Records contained in a dataset
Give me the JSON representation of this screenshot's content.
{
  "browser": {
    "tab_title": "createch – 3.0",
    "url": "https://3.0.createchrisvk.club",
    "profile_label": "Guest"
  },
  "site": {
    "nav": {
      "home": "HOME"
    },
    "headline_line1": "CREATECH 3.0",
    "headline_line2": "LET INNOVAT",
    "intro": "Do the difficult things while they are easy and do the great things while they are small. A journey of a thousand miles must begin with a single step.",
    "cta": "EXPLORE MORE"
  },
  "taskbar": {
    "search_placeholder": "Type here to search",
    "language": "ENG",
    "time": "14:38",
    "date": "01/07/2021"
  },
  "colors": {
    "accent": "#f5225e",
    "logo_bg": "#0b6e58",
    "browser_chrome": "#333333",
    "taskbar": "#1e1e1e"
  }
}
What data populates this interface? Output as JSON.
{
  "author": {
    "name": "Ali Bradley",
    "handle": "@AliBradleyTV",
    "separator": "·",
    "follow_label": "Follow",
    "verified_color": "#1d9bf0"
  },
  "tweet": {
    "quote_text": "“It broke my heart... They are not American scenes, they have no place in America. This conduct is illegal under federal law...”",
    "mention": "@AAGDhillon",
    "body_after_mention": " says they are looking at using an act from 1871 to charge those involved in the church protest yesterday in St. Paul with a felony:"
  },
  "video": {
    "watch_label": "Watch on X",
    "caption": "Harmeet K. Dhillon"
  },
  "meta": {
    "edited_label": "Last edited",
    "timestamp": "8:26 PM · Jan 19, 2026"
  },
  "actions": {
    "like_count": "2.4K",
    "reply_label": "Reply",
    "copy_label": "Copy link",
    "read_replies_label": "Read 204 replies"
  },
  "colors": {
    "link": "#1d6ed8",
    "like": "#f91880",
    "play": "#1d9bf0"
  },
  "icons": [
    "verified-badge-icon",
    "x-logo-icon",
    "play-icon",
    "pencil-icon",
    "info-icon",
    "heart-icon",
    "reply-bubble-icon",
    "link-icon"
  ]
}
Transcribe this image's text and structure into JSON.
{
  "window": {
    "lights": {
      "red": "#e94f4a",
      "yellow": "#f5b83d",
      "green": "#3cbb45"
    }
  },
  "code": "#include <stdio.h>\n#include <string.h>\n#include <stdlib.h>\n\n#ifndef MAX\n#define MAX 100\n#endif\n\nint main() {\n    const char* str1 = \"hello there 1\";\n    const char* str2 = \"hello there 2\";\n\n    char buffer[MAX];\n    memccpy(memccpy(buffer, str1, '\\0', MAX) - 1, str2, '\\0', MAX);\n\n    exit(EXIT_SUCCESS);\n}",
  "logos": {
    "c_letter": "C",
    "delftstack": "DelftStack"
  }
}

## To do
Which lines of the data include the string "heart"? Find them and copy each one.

## Answer for this exercise
    "quote_text": "“It broke my heart... They are not American scenes, they have no place in America. This conduct is illegal under federal law...”",
    "heart-icon",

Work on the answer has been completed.